Hush Now returns!

We’re delighted to announce the return of Hush Now, a compelling piece of digital theatre from Hereford based theatre company Feral Productions.

Originally performed as a site-specific production across 9 different locations in Hereford in 2019, Hush Now has been adapted to be filmed live on stage and produced as a digital film that will premiere online in March 2021.

Hush Now aims to give voice and visibility to the unmarried women who experienced unexpected pregnancies and, consequently, were silenced, stigmatised and hidden away in mother and baby homes.

Hush Now promotional image of Bellbind

Mother and baby homes were established (typically by religious bodies) in the late 1800s with the aim of providing refuge to women who had become pregnant outside of wedlock. Premarital pregnancies were heavily stigmatised and, while some women bore and raised their illegitimate children, many were ushered into mother and baby homes to hide their pregnancies and escape shame, judgement and abuse.

The creative process of Hush Now began in 2019 with an extensive research element. Elizabeth Semper-O’Keefe was commissioned by Feral Productions to meticulously trawl through archives at Hereford Archive and Record Centre (HARC) who uncovered a vast array of documents and records relating to the women who passed through Herefordshire’s own mother and baby homes.

“Many, many people would not speak to us. Others would speak to us anonymously. Other people were free with their information once they understood that we were aiming to listen, not judge.”


It quickly became apparent that society’s treatment of the women was far worse than that which they received in the homes in Herefordshire. However, this was not always the case, with many women in other parts of the world facing judgement and emotional abuse from those who were supposed to be there to support and care for them.

The taboo, stigma and rejection that these women faced peaked in the 1950s and continued for another 40 years with the last home not closing its doors until 1998. The last Herefordshire home was still in operation until the late1980s.

In order to give a voice to the many women that were hidden away for over 100 years, Feral Productions Artistic Director, Estelle van Warmelo collaborated with Ledbury poet Sara-Jane Arbury to turn the archival research into a series of nine poems.

Each poem told the story of a different character, each being anonymised by the assignment of a name of a wild flower. The character’s stories, although based on research, are an amalgamation of several different women’s experiences and, due to the sensitive nature of the subject matter, have been shaped using artistic licence.

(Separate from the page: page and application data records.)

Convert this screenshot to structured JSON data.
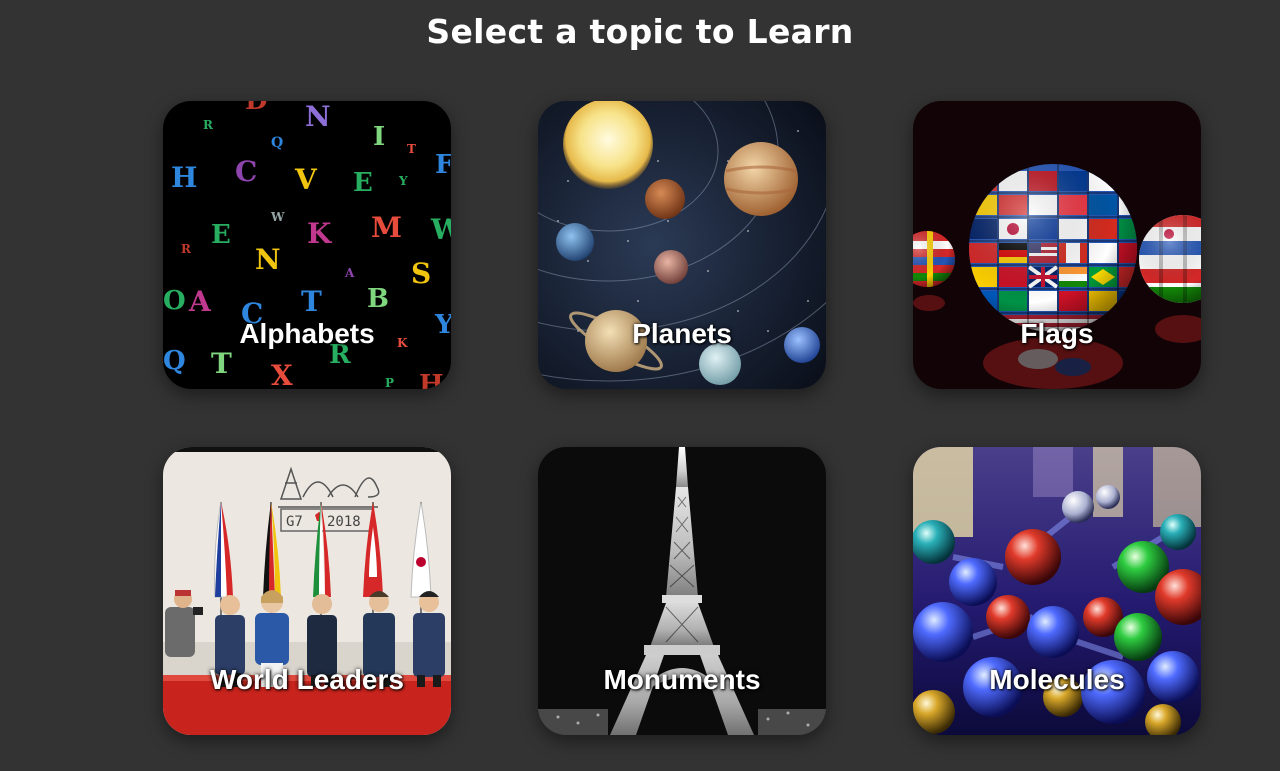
{
  "page": {
    "title": "Select a topic to Learn",
    "background_color": "#333333"
  },
  "topics": [
    {
      "label": "Alphabets",
      "image": "colorful-letters-image"
    },
    {
      "label": "Planets",
      "image": "solar-system-image"
    },
    {
      "label": "Flags",
      "image": "flag-spheres-image"
    },
    {
      "label": "World Leaders",
      "image": "g7-leaders-cartoon-image"
    },
    {
      "label": "Monuments",
      "image": "eiffel-tower-night-image"
    },
    {
      "label": "Molecules",
      "image": "glass-molecules-image"
    }
  ]
}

Cuckooflower            Hush Now - credit Rachel Lambert            Bryony

The poems were then adapted by Estelle and transformed into nine songs by musician and performer, Olivia Preye who also runs The Courtyard’s Garrick Singers sessions.

“These stories are harrowing and, until now, have been hidden. But there’s a lot of positivity as well. As for the women who lived in the homes, some had better times than others,” said Estelle, “It was hard – it was definitely hard – but for some of them they were genuinely better off than they might have been. And there are some truly wonderful human stories about how they were looked after.”

While originally planning to revive Hush Now as a live theatre performance, Feral Productions are adapting the production to work as a piece of digital theatre due to the ongoing covid-19 pandemic.

Hush Now will be filmed live on The Courtyard’s Main House stage and premiered online for Hereford audiences on Saturday 13 March.

Feral will then be embarking on a digital tour that will see a locally tailored version of the film premiered in Wolverhampton, with local references, via the Newhampton Arts Centre later in the month.

The company are also collaborating with the Black Country Living Museum in Dudley as a core element of its Hidden Histories weekend. For this, Feral are taking the Hush Now cast to the museum itself and will film the nine songs in different locations around the venue. Each piece will be a stand-alone film that the museum will stream online and, when restrictions permit, project onto the walls of where they were originally filmed for visitors to enjoy as a more immersive experience.

Feral Productions are also delivering a participatory element to the Hush Now project. Creative Writing and Song Writing workshops are being hosted by Sara-Jane and Olivia and will use research into local mother and baby homes in each area (Wolverhampton and Dudley) as a stimulus to create poems and songs with participants. Keep an eye on the Feral Productions website, Facebook and Instagram for more information about these workshops, coming soon.

Coordinating the filming of a production like this has not been without its challenges and production manager Becky Brown has had to manage the logistics of the process while adhering to strict rules and regulations to keep the cast and crew safe.

“I have been working very closely with The Courtyard to ensure when Feral Productions enter the building we are following all government advice to keep both ourselves and the in house staff safe.” Says Becky, “We have agreed on a zoning system and extra temporary kitchen facilities are being put in place to help avoid congregation. We are also planning regular covid LFT testing, a heightened cleaning regime and measures to aid social distancing.”

The cast of the 2021 production of Hush Now includes local actors Alison Allan, Olivia Preye and Jenny-May While as well as Courtyard pantomime favourite, Madi MacMahon.

Hush Now will premiere on Saturday 13 March and ticket holders will have the opportunity to attend a post-show discussion with members of the cast and crew. Links to this will be sent in a confirmation email upon booking.

Buy tickets for Hush Now